Accident victims need to be informed of the responsibilities imposed on them if they decide to go to trial. They might have to spend much time preparing for their testimony with their lawyer. The opposing party could have removed them. This could seem immensely daunting and challenging for some people. They prefer to take less money to avoid a trial’s stress and emotional anguish. After all, a trial may be their only opportunity to get the money they need to begin again.

Accident victims should also consider the duration of the trial process. Some people prefer to take a lesser amount now than wait a few months for a larger payment. Litigation can take a long time, mainly when complex legal questions or factual issues exist.

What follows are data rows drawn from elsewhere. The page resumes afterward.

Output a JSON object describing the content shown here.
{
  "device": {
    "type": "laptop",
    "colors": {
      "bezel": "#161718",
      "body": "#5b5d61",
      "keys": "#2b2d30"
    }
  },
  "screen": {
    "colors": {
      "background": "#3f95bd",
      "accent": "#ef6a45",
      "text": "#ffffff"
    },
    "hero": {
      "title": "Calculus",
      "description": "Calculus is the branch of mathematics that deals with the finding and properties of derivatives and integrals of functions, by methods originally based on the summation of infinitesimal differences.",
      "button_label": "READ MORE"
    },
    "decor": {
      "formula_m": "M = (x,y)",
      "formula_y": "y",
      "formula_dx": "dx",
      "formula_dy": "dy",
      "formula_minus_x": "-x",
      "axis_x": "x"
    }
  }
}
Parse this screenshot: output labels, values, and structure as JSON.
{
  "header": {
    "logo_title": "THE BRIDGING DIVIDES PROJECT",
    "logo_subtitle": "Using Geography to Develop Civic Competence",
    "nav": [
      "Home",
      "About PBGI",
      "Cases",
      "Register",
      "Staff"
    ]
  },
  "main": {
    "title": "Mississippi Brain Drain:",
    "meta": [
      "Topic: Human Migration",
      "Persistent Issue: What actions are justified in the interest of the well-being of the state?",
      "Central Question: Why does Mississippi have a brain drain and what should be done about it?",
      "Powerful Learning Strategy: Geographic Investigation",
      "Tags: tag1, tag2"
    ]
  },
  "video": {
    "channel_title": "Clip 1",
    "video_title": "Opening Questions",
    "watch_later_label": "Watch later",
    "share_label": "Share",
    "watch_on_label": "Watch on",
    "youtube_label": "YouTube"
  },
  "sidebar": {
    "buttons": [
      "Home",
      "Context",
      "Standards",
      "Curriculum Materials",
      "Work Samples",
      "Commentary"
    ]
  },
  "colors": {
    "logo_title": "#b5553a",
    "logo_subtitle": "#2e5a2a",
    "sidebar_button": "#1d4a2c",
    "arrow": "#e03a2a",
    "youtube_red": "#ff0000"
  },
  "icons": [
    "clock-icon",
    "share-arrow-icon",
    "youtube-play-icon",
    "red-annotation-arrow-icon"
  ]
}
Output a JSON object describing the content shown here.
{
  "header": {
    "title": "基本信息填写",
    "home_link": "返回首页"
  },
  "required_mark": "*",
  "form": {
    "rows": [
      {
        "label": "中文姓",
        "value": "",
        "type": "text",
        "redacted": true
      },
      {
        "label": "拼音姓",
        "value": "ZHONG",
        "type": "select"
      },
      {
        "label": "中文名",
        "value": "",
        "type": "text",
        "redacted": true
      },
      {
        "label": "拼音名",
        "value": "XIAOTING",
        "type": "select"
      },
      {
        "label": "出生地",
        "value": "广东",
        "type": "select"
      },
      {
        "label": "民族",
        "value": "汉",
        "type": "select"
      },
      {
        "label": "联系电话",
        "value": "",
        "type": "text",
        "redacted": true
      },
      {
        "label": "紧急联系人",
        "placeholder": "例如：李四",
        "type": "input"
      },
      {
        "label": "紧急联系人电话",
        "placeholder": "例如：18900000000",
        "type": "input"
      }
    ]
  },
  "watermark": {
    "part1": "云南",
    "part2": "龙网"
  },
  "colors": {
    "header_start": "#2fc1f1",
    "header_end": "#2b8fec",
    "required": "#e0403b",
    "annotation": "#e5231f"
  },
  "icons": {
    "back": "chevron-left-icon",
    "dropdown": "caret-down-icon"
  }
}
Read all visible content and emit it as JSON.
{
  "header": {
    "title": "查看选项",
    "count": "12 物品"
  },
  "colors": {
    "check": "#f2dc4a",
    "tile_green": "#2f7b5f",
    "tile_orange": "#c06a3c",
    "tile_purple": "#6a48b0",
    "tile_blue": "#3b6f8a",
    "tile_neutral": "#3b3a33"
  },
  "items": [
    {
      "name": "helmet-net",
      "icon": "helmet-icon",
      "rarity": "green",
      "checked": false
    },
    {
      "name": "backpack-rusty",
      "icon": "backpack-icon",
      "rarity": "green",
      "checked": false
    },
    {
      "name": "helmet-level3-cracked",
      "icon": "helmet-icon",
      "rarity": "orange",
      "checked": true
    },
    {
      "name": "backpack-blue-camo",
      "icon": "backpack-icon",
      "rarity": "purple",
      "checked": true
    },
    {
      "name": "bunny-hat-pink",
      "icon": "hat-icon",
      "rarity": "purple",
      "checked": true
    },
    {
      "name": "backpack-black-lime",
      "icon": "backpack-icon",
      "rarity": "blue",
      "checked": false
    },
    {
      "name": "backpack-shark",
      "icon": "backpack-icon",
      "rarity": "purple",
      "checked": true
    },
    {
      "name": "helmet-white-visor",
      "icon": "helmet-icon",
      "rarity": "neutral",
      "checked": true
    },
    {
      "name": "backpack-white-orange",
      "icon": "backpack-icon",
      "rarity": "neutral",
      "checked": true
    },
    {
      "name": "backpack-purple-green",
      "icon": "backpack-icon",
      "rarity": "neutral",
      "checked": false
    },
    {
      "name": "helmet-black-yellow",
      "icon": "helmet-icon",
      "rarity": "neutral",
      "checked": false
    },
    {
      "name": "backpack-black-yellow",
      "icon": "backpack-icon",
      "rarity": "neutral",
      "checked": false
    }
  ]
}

The part of your claim addressing your pain and anguish will likely encounter the most opposition. One of the causes is that it is challenging to economically compensate you for the pain and suffering you have had as a consequence of your injury. Those who never fully recover could be hesitant to settle, while those whose lives will eventually return to their previous state may be OK with less.